Retype the whole listing that follows, line for line.

====================

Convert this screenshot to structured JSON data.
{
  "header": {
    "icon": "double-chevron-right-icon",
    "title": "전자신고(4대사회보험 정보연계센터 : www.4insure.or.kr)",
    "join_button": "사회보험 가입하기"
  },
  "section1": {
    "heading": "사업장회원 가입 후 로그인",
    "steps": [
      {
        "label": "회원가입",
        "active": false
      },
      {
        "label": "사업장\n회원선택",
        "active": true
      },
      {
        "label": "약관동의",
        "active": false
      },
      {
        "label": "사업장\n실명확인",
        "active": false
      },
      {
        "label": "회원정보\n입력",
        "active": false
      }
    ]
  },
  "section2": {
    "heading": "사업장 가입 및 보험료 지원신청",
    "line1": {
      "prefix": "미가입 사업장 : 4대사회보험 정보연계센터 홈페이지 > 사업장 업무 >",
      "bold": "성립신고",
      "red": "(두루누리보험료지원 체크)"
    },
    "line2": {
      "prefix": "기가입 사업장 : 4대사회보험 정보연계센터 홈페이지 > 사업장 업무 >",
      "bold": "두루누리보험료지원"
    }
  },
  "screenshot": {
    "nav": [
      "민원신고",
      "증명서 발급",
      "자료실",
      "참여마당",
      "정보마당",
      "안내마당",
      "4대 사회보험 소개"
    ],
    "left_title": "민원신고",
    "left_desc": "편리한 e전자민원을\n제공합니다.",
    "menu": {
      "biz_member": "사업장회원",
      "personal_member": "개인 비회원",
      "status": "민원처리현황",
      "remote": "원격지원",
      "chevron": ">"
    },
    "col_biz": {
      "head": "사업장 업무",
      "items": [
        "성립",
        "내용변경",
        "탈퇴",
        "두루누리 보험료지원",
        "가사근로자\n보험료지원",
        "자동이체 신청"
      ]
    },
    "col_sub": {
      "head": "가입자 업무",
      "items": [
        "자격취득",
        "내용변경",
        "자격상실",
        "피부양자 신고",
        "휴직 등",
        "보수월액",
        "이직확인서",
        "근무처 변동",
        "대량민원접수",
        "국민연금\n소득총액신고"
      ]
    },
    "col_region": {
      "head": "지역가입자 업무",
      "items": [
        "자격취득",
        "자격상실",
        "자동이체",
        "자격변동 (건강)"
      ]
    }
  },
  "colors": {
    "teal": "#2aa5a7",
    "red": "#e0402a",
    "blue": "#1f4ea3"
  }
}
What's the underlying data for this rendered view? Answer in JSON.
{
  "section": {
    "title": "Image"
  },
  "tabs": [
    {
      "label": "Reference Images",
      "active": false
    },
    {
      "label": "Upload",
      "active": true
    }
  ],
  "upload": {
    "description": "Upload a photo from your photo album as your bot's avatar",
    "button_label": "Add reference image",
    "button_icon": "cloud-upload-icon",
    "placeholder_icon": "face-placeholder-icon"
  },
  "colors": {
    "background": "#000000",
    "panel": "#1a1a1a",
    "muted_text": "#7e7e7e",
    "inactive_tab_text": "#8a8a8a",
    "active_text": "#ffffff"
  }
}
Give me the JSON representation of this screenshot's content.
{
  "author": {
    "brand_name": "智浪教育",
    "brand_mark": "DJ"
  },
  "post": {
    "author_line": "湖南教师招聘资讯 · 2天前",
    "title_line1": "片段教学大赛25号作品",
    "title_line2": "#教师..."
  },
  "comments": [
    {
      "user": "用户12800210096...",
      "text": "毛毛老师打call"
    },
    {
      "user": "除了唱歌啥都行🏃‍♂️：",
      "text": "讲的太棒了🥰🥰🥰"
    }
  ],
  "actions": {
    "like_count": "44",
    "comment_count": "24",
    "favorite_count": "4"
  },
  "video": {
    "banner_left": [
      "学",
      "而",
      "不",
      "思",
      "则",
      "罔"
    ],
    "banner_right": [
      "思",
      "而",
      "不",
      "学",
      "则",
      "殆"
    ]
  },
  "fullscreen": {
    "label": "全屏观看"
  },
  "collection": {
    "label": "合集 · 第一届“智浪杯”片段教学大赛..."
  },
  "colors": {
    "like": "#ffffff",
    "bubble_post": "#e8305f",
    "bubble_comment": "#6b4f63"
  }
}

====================

Reply to the exercise →
Convert this screenshot to structured JSON data.
{
  "header": {
    "icon": "double-chevron-right-icon",
    "title": "전자신고(4대사회보험 정보연계센터 : www.4insure.or.kr)",
    "join_button": "사회보험 가입하기"
  },
  "section1": {
    "heading": "사업장회원 가입 후 로그인",
    "steps": [
      {
        "label": "회원가입",
        "active": false
      },
      {
        "label": "사업장\n회원선택",
        "active": true
      },
      {
        "label": "약관동의",
        "active": false
      },
      {
        "label": "사업장\n실명확인",
        "active": false
      },
      {
        "label": "회원정보\n입력",
        "active": false
      }
    ]
  },
  "section2": {
    "heading": "사업장 가입 및 보험료 지원신청",
    "line1": {
      "prefix": "미가입 사업장 : 4대사회보험 정보연계센터 홈페이지 > 사업장 업무 >",
      "bold": "성립신고",
      "red": "(두루누리보험료지원 체크)"
    },
    "line2": {
      "prefix": "기가입 사업장 : 4대사회보험 정보연계센터 홈페이지 > 사업장 업무 >",
      "bold": "두루누리보험료지원"
    }
  },
  "screenshot": {
    "nav": [
      "민원신고",
      "증명서 발급",
      "자료실",
      "참여마당",
      "정보마당",
      "안내마당",
      "4대 사회보험 소개"
    ],
    "left_title": "민원신고",
    "left_desc": "편리한 e전자민원을\n제공합니다.",
    "menu": {
      "biz_member": "사업장회원",
      "personal_member": "개인 비회원",
      "status": "민원처리현황",
      "remote": "원격지원",
      "chevron": ">"
    },
    "col_biz": {
      "head": "사업장 업무",
      "items": [
        "성립",
        "내용변경",
        "탈퇴",
        "두루누리 보험료지원",
        "가사근로자\n보험료지원",
        "자동이체 신청"
      ]
    },
    "col_sub": {
      "head": "가입자 업무",
      "items": [
        "자격취득",
        "내용변경",
        "자격상실",
        "피부양자 신고",
        "휴직 등",
        "보수월액",
        "이직확인서",
        "근무처 변동",
        "대량민원접수",
        "국민연금\n소득총액신고"
      ]
    },
    "col_region": {
      "head": "지역가입자 업무",
      "items": [
        "자격취득",
        "자격상실",
        "자동이체",
        "자격변동 (건강)"
      ]
    }
  },
  "colors": {
    "teal": "#2aa5a7",
    "red": "#e0402a",
    "blue": "#1f4ea3"
  }
}
What's the underlying data for this rendered view? Answer in JSON.
{
  "section": {
    "title": "Image"
  },
  "tabs": [
    {
      "label": "Reference Images",
      "active": false
    },
    {
      "label": "Upload",
      "active": true
    }
  ],
  "upload": {
    "description": "Upload a photo from your photo album as your bot's avatar",
    "button_label": "Add reference image",
    "button_icon": "cloud-upload-icon",
    "placeholder_icon": "face-placeholder-icon"
  },
  "colors": {
    "background": "#000000",
    "panel": "#1a1a1a",
    "muted_text": "#7e7e7e",
    "inactive_tab_text": "#8a8a8a",
    "active_text": "#ffffff"
  }
}
Give me the JSON representation of this screenshot's content.
{
  "author": {
    "brand_name": "智浪教育",
    "brand_mark": "DJ"
  },
  "post": {
    "author_line": "湖南教师招聘资讯 · 2天前",
    "title_line1": "片段教学大赛25号作品",
    "title_line2": "#教师..."
  },
  "comments": [
    {
      "user": "用户12800210096...",
      "text": "毛毛老师打call"
    },
    {
      "user": "除了唱歌啥都行🏃‍♂️：",
      "text": "讲的太棒了🥰🥰🥰"
    }
  ],
  "actions": {
    "like_count": "44",
    "comment_count": "24",
    "favorite_count": "4"
  },
  "video": {
    "banner_left": [
      "学",
      "而",
      "不",
      "思",
      "则",
      "罔"
    ],
    "banner_right": [
      "思",
      "而",
      "不",
      "学",
      "则",
      "殆"
    ]
  },
  "fullscreen": {
    "label": "全屏观看"
  },
  "collection": {
    "label": "合集 · 第一届“智浪杯”片段教学大赛..."
  },
  "colors": {
    "like": "#ffffff",
    "bubble_post": "#e8305f",
    "bubble_comment": "#6b4f63"
  }
}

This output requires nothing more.